Tell us a little bit about yourself and your background.
Hello, I am Hardy and along with my business partner Holger I am founder and owner of a small company in the heart of Germany. In 2010 we started making our own handmade art objects and in 2020 the German government asked us if it was possible to make reproductions of the Jewish Wedding Ring. Part of Germany’s Jewish heritage, this unique ring is the most magnificent of three surviving medieval Jewish wedding rings in the world. It was created in the early 14th century, buried for 649 years and found in our hometown of Erfurt in 1998. It was an exciting creative challenge and this is how this great project began.
What inspired you to become a jewellery designer?
Ever since I was a little kid, I have been interested in complex objects and architecture. As a creative, I started designing miniature wooden objects. These are small kits of popular landmarks and we have started producing and selling them successfully. The Jewish wedding ring is both architecture and jewellery. It is a unique Judaica masterpiece and we asked ourselves if it would be possible to make appropriate reproductions of it. This is how I started my journey as a jewellery designer approximately 3 years ago.
When you start to design a new collection, what is the process like?
The process is different from jewellery making, where you have total creative freedom. Your central task is to restore the ring to its original condition, without the damage caused by the burial. We met with archaeologists, art historians and restorers. Afterwards we rebuilt a 3:1 format version of the ring and started the first attempts to create a prototype in original size. It has taken us over one year to produce replicas of equivalent quality. Based on the ring we designed necklaces and earrings. In February we launched a very small but special collection that is certified by the German government. Our work isn’t about trends, it’s about reviving a centuries-old Jewish tradition and popularizing a Judaica masterpiece. All pieces of jewellery are interpretations of the pieces of jewellery in the Jewish Treasure of Erfurt.
What do you enjoy the most about the design process?
The most exciting part was recreating a goldsmith’s work from the year 1300 using modern technology. The ring has numerous details and unique features. We have two hands intertwined below as a sign of marital fidelity. Two dragons carry the miniature temple on top of the ring, symbolizing the lost Temple of Jerusalem. The lettering MAZAL TOV is engraved on the roof surfaces and there is a golden ball inside the ring, which produces a wonderful bell sound.
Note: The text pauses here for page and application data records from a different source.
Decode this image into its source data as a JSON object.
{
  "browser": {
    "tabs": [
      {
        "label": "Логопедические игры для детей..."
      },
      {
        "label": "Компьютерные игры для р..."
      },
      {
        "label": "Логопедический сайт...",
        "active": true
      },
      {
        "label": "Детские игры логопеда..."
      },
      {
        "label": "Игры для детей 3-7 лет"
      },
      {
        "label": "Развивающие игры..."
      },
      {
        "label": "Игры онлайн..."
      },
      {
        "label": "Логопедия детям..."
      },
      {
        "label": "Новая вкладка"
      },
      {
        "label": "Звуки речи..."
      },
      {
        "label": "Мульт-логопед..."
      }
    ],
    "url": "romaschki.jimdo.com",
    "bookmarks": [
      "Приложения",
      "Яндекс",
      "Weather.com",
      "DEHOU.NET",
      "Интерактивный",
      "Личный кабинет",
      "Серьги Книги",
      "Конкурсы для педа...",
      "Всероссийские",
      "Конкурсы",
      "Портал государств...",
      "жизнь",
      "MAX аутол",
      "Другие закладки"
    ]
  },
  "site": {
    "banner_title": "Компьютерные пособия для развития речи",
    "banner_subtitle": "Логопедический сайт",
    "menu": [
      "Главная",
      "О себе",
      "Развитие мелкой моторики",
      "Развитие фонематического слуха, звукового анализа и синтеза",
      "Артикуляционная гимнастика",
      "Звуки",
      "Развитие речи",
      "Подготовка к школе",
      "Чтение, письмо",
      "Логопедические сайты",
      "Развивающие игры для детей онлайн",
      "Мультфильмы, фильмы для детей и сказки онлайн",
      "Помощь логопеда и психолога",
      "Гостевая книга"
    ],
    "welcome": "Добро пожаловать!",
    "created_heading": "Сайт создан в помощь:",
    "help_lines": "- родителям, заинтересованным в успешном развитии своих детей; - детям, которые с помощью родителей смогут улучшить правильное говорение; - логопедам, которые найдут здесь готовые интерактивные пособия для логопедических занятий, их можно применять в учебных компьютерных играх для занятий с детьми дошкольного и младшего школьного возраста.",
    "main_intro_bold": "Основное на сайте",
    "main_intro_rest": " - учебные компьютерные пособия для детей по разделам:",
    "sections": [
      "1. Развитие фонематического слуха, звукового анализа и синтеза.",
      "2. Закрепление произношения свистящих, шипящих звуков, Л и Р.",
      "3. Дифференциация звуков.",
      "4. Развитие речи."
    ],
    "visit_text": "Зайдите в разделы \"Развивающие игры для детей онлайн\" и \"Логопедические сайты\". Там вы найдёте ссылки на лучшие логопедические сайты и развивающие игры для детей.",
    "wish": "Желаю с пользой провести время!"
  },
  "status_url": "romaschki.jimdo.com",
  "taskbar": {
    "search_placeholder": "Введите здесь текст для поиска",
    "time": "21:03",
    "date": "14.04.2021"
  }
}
It was so exciting to recreate these details and realize they were handcrafted more than 700 years ago. It was an unforgettable moment for me to see the ring on the bride’s finger at a Jewish wedding, the first wedding in almost 700 years.
What are your favourite materials to work with?
According to the Halacha, the original ring is made of pure gold without gems. So we decided to produce all jewellery in 18k gold or in Sterling silver.
What are your wishes for the future?
We hope that the Jewish community will learn about the history of the ring. Jewish jewellery from this period actually no longer exists. This ring is preserved only because it was buried in 1349 by its owner, Kalman von Wiehe. The ring is the icon in the most important medieval Jewish hoard ever found but largely unknown. It is a masterpiece of Jewish life and unique in the world. We hope that the ring will once again become part of Jewish wedding ceremonies and that a beautiful old tradition will be continued.
Where can we find your designs?
You can read all about the history of the Jewish treasure and wedding ring on our website jeweria.com, where you can also find the original reproduction in 18k rose gold. We have recently joined Instagram and are looking forward to many new followers who want to follow and join our journey into medieval Jewish life.
Images: Courtesy of Jeweria